For all the museums he's tapped, Mizrahi has never toured a royal attraction, though he has rumbled by Buckingham Palace many a time in a big black taxi. This time around, he squeezes in the Tower of London, home of the ultimate fashion accessories, the crown jewels. Mizrahi riffs on the ceremonial splendor ("People can be so silly and ridiculous, but here it's the point"), the elements ("I guess the coronation spoon is for an unexpected cough on the big day"), and the nature of stones ("Fake jewels are banal; when you get close to real ones, you realize people's obsession. Liz, we understand.")
Face-to-face with the crown jewels, Mizrahi is surprised and pleased by the crudeness of the workmanship. There's no slickness about them, unlike their display, updated in 1994 to include moving sidewalks. "I wish I'd seen them before the arrival of the video and conveyor belts," sighs Mizrahi. "This sort of packaging is new here. I always think of England as being America with all the dumb stuff knocked out of it."
Even after passing through the door and gates of the requisite thick steel vault, Mizrahi still has his doubts about the jewels' authenticity. "I'm sure the queen keeps all the real stuff at Balmoral, crammed in the back of an underwear drawer."
Above all, Mizrahi believes that the English, in spite of all the hissing and dissing, love the royal family. "It's a fragile part of them that secretly adores the pomp and circumstance," he says. A side of the Brits Mizrahi himself openly adores.
Berkeley Wilton Place; 44-171/235-6000, fax 44-171/873-0023; doubles from $450.
Blakes 33 Roland Gardens; 800/926-3173 or 44-171/370-6701, fax 44-171/373-0442; doubles from $288.
Claridge's Brook St.; 800/637-2869 or 44-171/629-8860, fax 44-171/499-2210; doubles from $457.

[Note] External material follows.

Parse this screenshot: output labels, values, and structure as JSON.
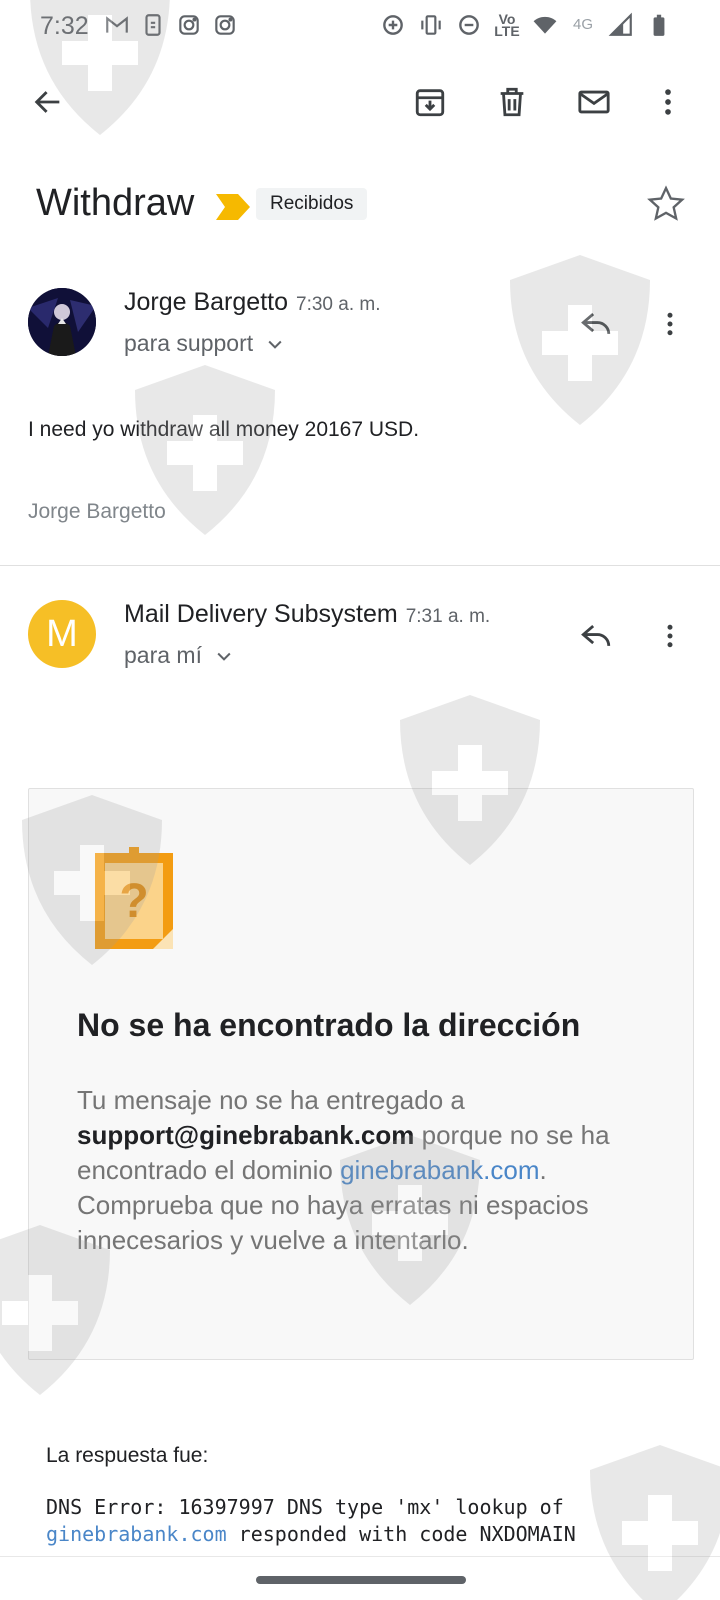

Covent Garden Hotel 10 Monmouth St.; 800/553-6674 or 44-171/806-1000, fax 44-171/806-1100; doubles from $305.
Hempel Hotel Craven Hill Gardens; 44-171/298-9000, fax 44-171/402-4666; doubles from $353.
The Metropolitan Old Park Lane; 800/272-3002 or 44-171/447-1047, fax 44-171/447-1147; doubles from $280.
Portobello Hotel 22 Stanley Gardens; 44-171/727-2777, fax 44-171/792-9641; doubles from $225.
Adam Bray 63 Ledbury Rd.; 44-171/221-5820.
Anderson & Sheppard 30 Savile Row; 44-171/731-1420.
Berk 4649 Burlington Arcade; 44-171/493-0028.
David Champion 199 Westbourne Grove; 44-171/727-6016.
Egg 36 Kinnerton St.; 44-171/235-9315.
Hackett 87 Jermyn St.; 44-171/930-1300.
Jason Amesbury 32 Elder St.; 44-171/377-2006.
Lush 7 The Piazza, Covent Garden; 44-171/379-5423.
Oguri 64 Ledbury Rd.; 44-171/792-3847.
Penhaligon's 16 Burlington Arcade; 44-171/629-1416.
Thomas Pink 8586 Jermyn St.; 44-171/930-6364.
Richard James 31 Savile Row; 44-171/434-0605.
Smythson 40 New Bond St.; 44-171/629-8558.
Timothy Everest 32 Elder St.; 44-171/377-5770.
Turnbull & Asser 7172 Jermyn St.; 44-171/930-0502.
Vent 178A Westbourne Grove; no phone.
Virginia 98 Portland Rd.; 44-171/727-9908.
Wild at Heart 222 Westbourne Grove; 44-171/727-3095.
Bluebird 350 King's Rd.; 44-171/559-1000; dinner for two $128.
Criterion 224 Piccadilly; 44-171/930-0488; dinner for two $96.
Fortnum & Mason 181 Piccadilly; 44-171/734-8040; lunch for two $60.
M. Manze's Pie & Eel 87 Tower Bridge Rd.; 44-171/407-2985; lunch for two $8.
Oxo Tower Barge House St., South Bank; 44-171/803-3888, lunch for two $80.
The Ivy 1 West St.; 44-171/836-4751; dinner for two $116.
Dennis Severs House 18 Folgate St., Spitalfields; 44-171/ 247-4013.
Geffrye Museum Kingsland Rd.; 44-171/739-9893.
National Gallery Trafalgar Square; 44-171/747-2885.
Serpentine Gallery Kensington Gardens; 44-171/402-6075; closed for renovations until November 27, 1997.
Sir John Soane's Museum 13 Lincoln's Inn Fields; 44-171/ 430-0175
Tate Gallery Millbank; 44-171/887-8000.